Various theorists and political initiatives have subsequently taken up the notion of abolition democracy to recall the unfulfilled aspirations and demands associated with these movements. Fueled by the international Black Lives Matter protests, over the past decade abolitionism has established itself as a comprehensive approach to critical theory and as a current of radical political practice, particularly in North America but also internationally. This movement is underpinned by a similar double perspective that Du Bois already formulated: on the one hand, abolitionist theories scandalize the racist background of mass incarceration and police violence; on the other hand, these institutions should not simply be eliminated while leaving social background conditions intact, but replaced by other institutions of social, political, and cultural participation, such as infrastructures of care and venues for political self-government. The seemingly utopian goal remains the gradual abolition of carceral institutions altogether.

In this research colloquium, we will a.) read together and discuss contemporary literature in abolitionism, b.) present our own current research on abolitionist topics, c.) invite international guests to present their research, especially to facilitate an interdisciplinary and international dialogue. The reading list and schedule will be decided together by the members of the seminar. If you want to participate, please send an email to Daniel Loick: d.loick@uva.nl. It is strongly encouraged that you participate for the entire semester rather than individual sessions. The seminar will take place every two weeks Tuesdays, 6-8 pm.

Program 2023-2024

5th October - Policing

  • Brogden - Emergence of the Police - The Colonial Dimension
  • Downes and Van Swaaningen - The Road to Dystopia? Changes in the Penal Climate of the Netherlands
  • Neocleous - Policing the System of Needs: Hegel, Political Economy and the Police of the Market
  • Mariame Kaba - Yes, We Mean Literally Abolish the Police (or can also be found in We Do This 'Til We Free Us)

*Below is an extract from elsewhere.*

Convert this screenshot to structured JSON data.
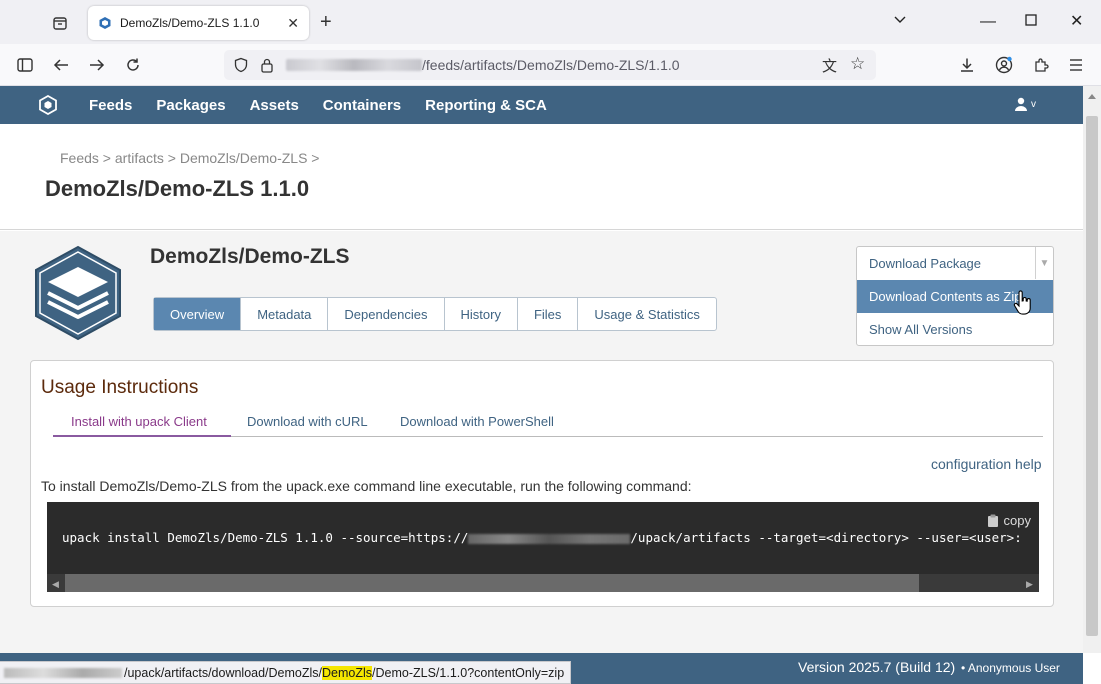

8th November - Surplus Populations

  • Karl Marx, "The progressive production of a relative surplus population or industrial reserve army", in Capital vol 1, pp. 781-794
  • Ruth Wilson Gilmore, "Crisis and Surplus", "The Four Surpluses", in Golden Gulag, pp. 54-86
  • Joshua Clover, "Surplus Rebellions", in Riot. Strike. Riot, pp. 153-174
  • Ian Shaw, Marv Waterstone, „A Planet of Surplus Life: Building Worlds Beyond Capitalism“, in: Antipode Vol. 53, No. 6 (2021), S. 1787-1806
  • Neferti X M. Tediar, "A Global Enterprise: Waste", in Remaindered Life, pp. 23-48

6th December - Decolonial Perspectives on Abolition

  • Aimé Césaire, "Discourse on Colonialism," in Discourse on Colonialism ; A Poetics of Anticolonialism. New York: Monthly Review Press, 2000.
  • Achille Mbembe, "Disenclosure" in Out of the Dark Night: Essays on Decolonization (New York: Colombia University Press, 2021): 42-89.
  • Samer Abdelnour, “What Decolonizing Is Not,” Management 4 (2022): 81–82.
  • Amade M'charek, "Harraga: Burning Borders, Navigating Colonialism," The Social Review 68 (2020): 418-434.
  • Vanessa Thompson, "From the Black Mediterranean to Liberation," Geographica Helvetica 78 (2023): 99-104.

January (TBC)  - Event with Special Guest

All sessions will be hybrid. A meeting will take place in the PC Hoofthuis 2.14, 1700-2000. A zoom link will also be provided. If you are interested in receiving the texts and the zoom link, send an email do d.loick@uva.nl.